Common Carp: Cyprinus carpio
Large, heavy bodied minnow with arched back small triangular
head tapering to blunt snout; first ray of the dorsal and anal fins
stout, serrated spine; small, subterminal and protrusible mouth
contains no teeth; two pair of barbels on the upper jaw; body color
brassy green on top grading to bronze or gold on sides with
yellowish white belly; typically covered with large, round scales;
not the problem in Florida it is reported to be in other
Occurs only in the Apalachicola and Ochlockonee rivers; widely
distributed elsewhere in North America; first introduced to the
United States in the late 1800's. Native range Europe.
Occurs throughout Apalachicola and Ochlockonee river systems in
variety of habitats ranging from steep natural banks to gentle
banks, dike fields, sand disposal areas, rocky outcrops, and
backwater sloughs with or without submergent vegetation; not nearly

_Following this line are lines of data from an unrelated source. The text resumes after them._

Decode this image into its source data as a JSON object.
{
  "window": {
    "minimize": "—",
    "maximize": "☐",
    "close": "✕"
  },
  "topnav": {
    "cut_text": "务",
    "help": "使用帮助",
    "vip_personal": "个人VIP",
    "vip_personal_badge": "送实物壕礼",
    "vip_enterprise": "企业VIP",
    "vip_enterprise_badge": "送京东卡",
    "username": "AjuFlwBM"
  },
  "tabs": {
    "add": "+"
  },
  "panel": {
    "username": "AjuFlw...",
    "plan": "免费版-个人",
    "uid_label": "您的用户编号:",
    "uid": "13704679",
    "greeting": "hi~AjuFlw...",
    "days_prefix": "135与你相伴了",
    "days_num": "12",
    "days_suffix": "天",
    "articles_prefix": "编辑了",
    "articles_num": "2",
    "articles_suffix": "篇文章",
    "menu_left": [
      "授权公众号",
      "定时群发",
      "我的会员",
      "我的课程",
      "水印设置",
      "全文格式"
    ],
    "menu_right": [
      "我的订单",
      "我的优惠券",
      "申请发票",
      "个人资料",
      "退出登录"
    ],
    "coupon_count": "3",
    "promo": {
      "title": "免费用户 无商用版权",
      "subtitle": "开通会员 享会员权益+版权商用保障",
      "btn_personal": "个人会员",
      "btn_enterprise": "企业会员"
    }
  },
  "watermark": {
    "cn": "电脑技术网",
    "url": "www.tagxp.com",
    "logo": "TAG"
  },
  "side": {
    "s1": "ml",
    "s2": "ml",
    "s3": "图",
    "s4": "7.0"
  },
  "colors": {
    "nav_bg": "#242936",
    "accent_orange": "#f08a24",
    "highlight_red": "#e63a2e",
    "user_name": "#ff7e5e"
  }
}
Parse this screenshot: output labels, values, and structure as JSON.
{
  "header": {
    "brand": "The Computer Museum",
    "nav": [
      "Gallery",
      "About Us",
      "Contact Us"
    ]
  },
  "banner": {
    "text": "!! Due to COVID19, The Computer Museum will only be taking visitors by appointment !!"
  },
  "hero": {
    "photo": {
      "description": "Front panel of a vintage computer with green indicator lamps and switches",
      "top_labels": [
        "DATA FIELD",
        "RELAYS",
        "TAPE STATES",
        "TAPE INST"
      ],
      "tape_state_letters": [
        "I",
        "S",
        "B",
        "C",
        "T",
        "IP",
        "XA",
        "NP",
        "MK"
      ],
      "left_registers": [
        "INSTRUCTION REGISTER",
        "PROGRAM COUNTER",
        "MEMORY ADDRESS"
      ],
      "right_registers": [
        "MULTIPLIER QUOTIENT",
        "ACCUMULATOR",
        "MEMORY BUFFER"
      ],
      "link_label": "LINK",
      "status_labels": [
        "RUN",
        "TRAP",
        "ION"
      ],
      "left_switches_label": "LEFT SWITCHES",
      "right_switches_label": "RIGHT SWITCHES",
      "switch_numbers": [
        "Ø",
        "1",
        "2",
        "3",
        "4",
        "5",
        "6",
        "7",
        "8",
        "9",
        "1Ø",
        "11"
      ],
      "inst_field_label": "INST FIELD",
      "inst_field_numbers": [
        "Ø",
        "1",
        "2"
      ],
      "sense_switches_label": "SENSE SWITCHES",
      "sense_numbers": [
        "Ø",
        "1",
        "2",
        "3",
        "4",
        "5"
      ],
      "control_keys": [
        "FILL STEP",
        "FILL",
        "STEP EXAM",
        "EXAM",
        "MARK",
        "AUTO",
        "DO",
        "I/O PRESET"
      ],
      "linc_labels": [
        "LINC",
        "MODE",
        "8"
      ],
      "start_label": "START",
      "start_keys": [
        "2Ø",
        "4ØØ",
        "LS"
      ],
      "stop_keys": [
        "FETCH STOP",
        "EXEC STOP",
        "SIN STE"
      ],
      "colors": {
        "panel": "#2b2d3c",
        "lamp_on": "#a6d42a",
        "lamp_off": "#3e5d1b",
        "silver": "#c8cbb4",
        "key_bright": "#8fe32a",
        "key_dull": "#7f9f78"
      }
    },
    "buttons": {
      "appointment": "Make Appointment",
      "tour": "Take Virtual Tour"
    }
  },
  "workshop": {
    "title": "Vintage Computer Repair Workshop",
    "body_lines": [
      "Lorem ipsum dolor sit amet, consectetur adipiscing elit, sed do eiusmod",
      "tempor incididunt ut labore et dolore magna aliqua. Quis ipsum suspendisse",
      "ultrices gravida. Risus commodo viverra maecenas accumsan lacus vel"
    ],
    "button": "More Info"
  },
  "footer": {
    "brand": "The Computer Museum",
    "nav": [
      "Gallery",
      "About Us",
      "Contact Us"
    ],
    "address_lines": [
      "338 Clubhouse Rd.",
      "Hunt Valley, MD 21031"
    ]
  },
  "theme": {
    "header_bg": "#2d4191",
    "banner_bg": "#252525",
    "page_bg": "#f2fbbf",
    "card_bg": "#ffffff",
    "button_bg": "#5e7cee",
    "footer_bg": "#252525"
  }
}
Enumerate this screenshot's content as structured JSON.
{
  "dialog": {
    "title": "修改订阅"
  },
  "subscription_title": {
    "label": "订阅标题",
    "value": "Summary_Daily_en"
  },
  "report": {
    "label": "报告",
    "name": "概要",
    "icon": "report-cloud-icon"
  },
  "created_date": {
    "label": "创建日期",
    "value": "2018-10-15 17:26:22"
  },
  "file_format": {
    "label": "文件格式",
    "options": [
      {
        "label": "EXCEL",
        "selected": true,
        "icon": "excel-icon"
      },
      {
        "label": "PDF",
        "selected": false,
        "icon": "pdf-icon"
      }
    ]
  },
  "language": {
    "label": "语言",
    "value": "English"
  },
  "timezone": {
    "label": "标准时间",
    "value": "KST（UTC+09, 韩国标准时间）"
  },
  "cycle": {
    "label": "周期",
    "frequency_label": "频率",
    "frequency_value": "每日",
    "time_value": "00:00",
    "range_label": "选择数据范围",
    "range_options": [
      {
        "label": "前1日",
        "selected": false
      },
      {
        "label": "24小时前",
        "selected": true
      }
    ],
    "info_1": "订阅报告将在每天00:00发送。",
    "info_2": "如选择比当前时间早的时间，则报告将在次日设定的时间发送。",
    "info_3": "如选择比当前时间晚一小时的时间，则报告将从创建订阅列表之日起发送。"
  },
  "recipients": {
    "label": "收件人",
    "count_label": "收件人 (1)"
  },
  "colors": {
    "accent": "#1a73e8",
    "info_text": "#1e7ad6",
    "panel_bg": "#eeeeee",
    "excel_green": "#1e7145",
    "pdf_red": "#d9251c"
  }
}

as abundant in Florida as most other states, possibly due to our
short and mild winters.
Spawning Habitats: Typically spawn
when water temperatures range between 65 and 75oF; small
groups gather in shallow, heavily vegetated areas that warm
rapidly; one or more males pursue a female as eggs and milt are
released, but no parental care given; eggs sink and adhere to
vegetation and debris on the bottom; egg production from 50,000 to
Feeding Habits: Feed by sucking up
bottom silt, and selectively removing insect larvae, crustaceans,
snails, and other small food items; adult carp are omnivorous,
consuming both plant and animal foods; organic debris may also be
an important component of the diet.
Age and Growth:
Few live longer than 12 years in the wild, but in captivity have
lived 47 years; growth varies considerable, but generally rapid for
the first few years, then slows. They commonly reach more than 10
Not listed as a sport fish in Florida, but a powerful fighter
equal to most sportfish; ranks third in popularity behind Atlantic
salmon and rainbow trout in Europe; require heavy tackle; best
baits include dough balls, canned corn, bread crusts, and worms
fished on the bottom; no bag or size limits.
Bony but if properly prepared excellent eating; boiling and
smoking are the two primary methods of cooking them.
State record is 40.56 pounds caught in the Apalachicola River; IGFA world record was caught in France weighed 75 pounds, 11 ounces.
Fishing Tips and Facts: